Checking my motives

If you’re a conscientious Christian, then you’ve done it. In fact, you might do it regularly, maybe even obsessively.

I helped that person, and I really wanted to help him, but I was also sort of hoping that someone from church might see me helping him and think I was a good Christian.

Oh, my heart, my heart, my sinful heart. My motives are always corrupt How can I possibly hope to ever be truly pleasing to God. . . .

Wow, I have so been there.

So it might be a little unnerving to read II Corinthians (what prompted this line of thinking) and see that Paul talked and talked and talked about all the good things he did, all the ways he helped the Corinthian Christians, all the persecution and other trials he had undergone, all the concern he felt for them, and never once did he even imply that he was having issues with his motives. In fact, he said just the opposite.

If you do a flyover of the book, you’ll see it throughout, but 4:1-2 gives an example: “Therefore, seeing we have this ministry, as we have received mercy, we faint not, but have renounced the hidden things of dishonesty, not walking in craftiness, nor handling the word of God deceitfully. . .” Or as the Amplified Bible puts it, “We do not get discouraged (spiritless and despondent with fear) or become faint with weariness and exhaustion.”

There are few things potentially as exhausting, dispiriting, discouraging—when you’re just trying to be a good Christian—as realizing that your motives are corrupt, and probably have been all along.

So was Paul saying he never had trouble with that? Well, he didn’t mention it, but one thing I know for sure is that he was human. Like me.

Here’s the Amplified Bible again, in II Corinthians 4:2. “We have renounced disgraceful ways (secret thoughts, feelings, desires and underhandedness, the methods and arts that men hid through shame); we refuse to deal craftily (to practice trickery and cunning). . . .”

I think Paul saw his life as a laser beam pointing to Jesus Christ—and that’s the way I want to see mine. My eyes on Him, encouraging others to fix their eyes on Him.

Do I do that flawlessly?
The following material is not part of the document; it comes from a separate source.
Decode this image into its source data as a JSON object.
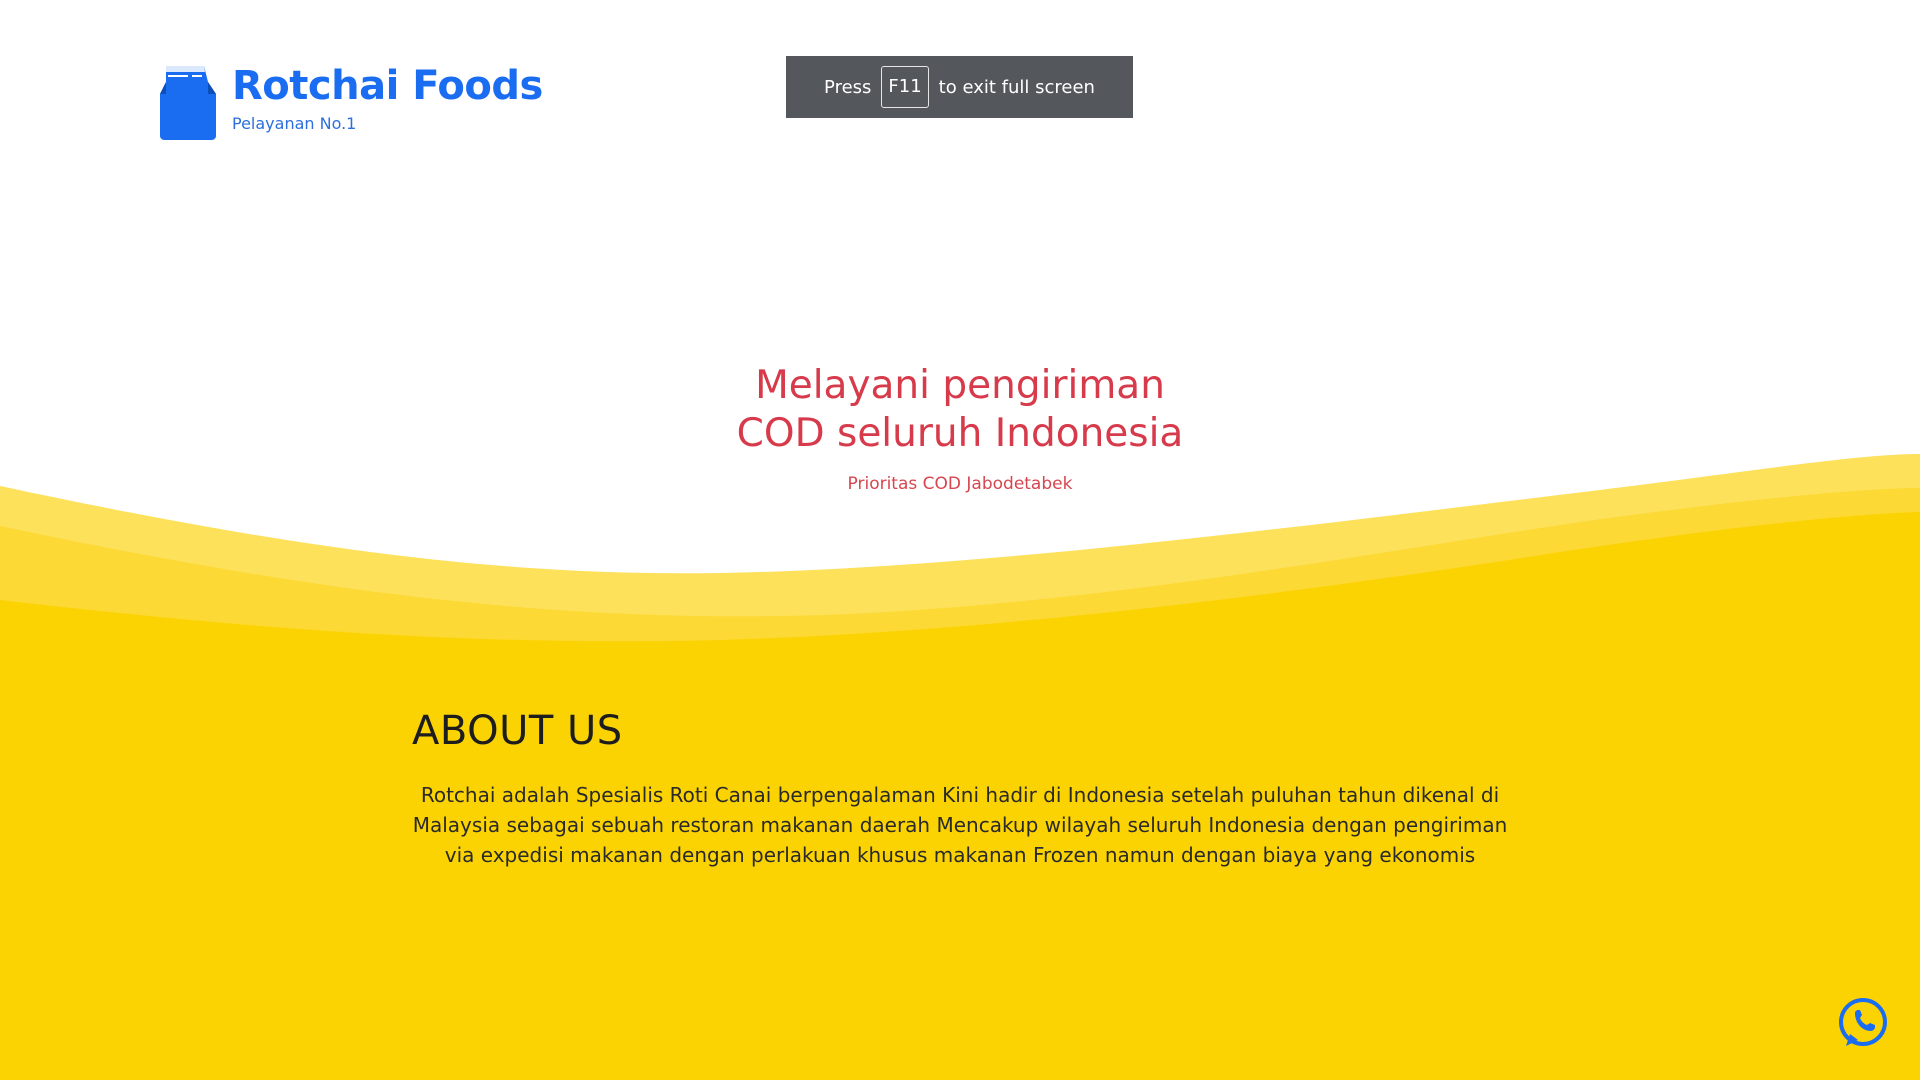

Ha ha! If you know me at all, you know that this is far from the truth. But Paul wasn’t flawless either. Rather, he was focused. When his thoughts started to turn away, for example, in discouragement (which was significant in this epistle), he pointedly turned them back. The (lack of) transition from II Corinthians 2:13 to 2:14 is an excellent example.

So what if a thought now says to me, You know that all you really want is your own glory. Your motives are corrupt and all these efforts to please God are filthy rags.

Now, I don’t start analyzing the thought and trying to figure out if any aspect of my motives were pure and how overwhelmingly much is corrupt. Instead, I see this thought—in the same category with thoughts of discouragement and fear—for the garbage it is. I actively respond, Jesus Christ! In You alone I am perfectly pleasing to God! You are the cleanser of my motives! You will be glorified in me, in spite of who and what I am!

By the power of Christ, I renounce the thoughts. I refuse to accept them. I turn to Jesus. The understanding of the spiritual battle within, which Paul shows so clearly in II Corinthians, was a big part of what could keep him focused and full of energy—we can even say full of love and hope—in the face of one discouragement after another.

It seems perfectly clear to me that Paul didn’t obsess over his motives. He didn’t have time to pay a lot of attention to them. He was looking at Jesus. I pray that we can all do the same.

I welcome your thoughts